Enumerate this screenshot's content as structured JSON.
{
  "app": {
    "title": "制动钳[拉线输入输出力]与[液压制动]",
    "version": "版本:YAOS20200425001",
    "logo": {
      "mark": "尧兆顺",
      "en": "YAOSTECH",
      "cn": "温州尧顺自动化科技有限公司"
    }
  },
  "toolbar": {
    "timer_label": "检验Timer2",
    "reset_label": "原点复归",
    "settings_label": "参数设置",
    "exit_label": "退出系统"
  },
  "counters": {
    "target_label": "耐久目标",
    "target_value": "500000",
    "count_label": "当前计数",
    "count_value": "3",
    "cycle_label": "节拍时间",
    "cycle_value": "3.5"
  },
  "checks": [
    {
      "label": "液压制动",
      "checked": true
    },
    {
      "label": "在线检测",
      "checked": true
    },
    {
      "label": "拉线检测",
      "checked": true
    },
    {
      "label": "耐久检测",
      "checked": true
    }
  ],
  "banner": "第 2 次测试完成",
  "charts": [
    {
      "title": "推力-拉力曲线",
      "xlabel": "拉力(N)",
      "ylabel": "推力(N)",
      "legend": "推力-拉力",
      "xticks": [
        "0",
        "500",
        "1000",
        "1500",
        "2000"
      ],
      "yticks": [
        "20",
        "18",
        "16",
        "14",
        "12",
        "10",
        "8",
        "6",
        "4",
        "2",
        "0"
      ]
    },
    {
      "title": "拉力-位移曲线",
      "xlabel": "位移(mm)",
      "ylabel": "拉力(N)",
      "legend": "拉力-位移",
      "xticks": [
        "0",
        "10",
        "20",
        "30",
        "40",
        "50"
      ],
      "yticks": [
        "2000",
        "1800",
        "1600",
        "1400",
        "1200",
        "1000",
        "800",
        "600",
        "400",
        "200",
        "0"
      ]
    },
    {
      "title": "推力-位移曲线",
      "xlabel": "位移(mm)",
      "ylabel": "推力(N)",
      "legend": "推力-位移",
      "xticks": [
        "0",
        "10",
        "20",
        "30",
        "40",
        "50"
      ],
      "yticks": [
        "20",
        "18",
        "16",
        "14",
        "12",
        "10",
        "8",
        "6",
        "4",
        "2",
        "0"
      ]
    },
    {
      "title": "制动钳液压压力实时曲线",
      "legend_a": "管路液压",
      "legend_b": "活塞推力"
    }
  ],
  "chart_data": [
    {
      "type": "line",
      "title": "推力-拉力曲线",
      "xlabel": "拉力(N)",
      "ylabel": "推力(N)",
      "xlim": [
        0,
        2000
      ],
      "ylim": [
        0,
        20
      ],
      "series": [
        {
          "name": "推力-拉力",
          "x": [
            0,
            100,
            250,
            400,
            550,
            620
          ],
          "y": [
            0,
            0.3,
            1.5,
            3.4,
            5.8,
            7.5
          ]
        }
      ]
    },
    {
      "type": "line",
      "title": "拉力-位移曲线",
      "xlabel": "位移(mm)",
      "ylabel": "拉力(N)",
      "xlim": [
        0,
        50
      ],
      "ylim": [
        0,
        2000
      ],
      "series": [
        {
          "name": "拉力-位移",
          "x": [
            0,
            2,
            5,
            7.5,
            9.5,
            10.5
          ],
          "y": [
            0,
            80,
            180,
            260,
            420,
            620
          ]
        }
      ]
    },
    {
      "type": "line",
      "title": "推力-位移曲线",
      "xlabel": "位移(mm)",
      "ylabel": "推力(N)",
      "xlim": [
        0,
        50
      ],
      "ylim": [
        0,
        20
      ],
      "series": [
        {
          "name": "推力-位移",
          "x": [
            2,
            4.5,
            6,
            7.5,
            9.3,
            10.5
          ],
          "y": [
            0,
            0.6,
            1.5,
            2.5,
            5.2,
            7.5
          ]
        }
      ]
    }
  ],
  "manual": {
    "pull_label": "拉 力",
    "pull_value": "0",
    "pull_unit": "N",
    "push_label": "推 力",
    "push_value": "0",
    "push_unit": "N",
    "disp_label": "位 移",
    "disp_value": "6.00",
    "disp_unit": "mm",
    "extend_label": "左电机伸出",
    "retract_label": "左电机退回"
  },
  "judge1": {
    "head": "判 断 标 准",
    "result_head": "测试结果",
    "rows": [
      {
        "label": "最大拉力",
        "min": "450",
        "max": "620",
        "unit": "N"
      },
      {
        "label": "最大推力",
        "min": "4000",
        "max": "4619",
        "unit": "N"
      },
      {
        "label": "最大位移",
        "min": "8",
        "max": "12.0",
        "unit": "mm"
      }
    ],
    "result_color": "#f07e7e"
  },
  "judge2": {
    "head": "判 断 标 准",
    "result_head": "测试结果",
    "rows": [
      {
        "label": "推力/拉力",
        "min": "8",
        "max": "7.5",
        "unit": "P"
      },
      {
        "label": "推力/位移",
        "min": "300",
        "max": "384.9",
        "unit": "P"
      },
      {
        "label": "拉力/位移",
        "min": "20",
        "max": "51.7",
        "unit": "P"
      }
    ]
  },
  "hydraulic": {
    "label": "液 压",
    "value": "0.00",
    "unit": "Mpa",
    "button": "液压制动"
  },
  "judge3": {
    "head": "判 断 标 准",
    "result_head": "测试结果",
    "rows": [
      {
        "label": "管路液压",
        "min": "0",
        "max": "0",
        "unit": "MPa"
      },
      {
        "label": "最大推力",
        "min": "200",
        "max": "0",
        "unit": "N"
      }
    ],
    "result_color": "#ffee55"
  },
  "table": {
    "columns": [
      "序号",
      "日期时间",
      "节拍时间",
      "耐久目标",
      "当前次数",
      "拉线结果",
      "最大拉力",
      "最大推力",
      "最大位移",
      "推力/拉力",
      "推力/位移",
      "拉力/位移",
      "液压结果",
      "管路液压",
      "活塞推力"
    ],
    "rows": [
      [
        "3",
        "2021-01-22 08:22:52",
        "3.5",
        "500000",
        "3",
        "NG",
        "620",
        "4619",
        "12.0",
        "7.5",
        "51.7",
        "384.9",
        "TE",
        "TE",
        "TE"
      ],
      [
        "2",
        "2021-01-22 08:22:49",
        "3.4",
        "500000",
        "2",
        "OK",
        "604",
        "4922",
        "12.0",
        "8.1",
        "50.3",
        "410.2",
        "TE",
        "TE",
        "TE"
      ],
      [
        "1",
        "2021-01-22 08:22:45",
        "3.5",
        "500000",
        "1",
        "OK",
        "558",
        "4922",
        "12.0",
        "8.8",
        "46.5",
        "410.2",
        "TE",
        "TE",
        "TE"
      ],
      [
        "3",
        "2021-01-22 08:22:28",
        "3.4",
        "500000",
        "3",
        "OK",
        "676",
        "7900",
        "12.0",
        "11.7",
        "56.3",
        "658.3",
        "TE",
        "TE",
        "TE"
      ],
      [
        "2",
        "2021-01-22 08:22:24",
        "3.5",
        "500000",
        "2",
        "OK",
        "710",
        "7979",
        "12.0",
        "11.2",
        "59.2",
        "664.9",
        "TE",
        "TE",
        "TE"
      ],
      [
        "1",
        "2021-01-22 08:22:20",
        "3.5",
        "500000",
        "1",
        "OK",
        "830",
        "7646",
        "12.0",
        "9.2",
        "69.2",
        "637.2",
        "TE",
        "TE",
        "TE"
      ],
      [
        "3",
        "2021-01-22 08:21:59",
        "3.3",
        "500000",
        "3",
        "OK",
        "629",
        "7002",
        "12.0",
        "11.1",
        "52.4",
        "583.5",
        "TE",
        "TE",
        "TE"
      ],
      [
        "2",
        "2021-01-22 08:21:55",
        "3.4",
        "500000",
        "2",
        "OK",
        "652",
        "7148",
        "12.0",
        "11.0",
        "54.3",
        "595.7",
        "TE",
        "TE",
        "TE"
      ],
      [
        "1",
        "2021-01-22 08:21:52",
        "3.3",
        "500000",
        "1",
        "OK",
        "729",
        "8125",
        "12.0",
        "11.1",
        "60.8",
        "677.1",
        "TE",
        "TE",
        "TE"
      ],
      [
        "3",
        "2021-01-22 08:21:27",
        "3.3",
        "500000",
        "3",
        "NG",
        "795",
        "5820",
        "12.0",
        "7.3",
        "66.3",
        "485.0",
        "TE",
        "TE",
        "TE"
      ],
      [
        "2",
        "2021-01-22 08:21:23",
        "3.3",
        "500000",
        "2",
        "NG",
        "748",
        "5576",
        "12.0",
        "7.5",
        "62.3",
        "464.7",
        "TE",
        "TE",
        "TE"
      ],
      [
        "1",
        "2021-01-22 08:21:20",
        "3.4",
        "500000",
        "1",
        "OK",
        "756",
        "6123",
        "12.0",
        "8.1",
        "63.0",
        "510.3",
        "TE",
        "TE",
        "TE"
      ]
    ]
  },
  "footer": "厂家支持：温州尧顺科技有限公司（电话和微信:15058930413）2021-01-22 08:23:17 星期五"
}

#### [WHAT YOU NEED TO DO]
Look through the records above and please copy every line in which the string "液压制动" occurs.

#### [REPLY TO THE EXERCISE]
    "title": "制动钳[拉线输入输出力]与[液压制动]",
      "label": "液压制动",
    "button": "液压制动"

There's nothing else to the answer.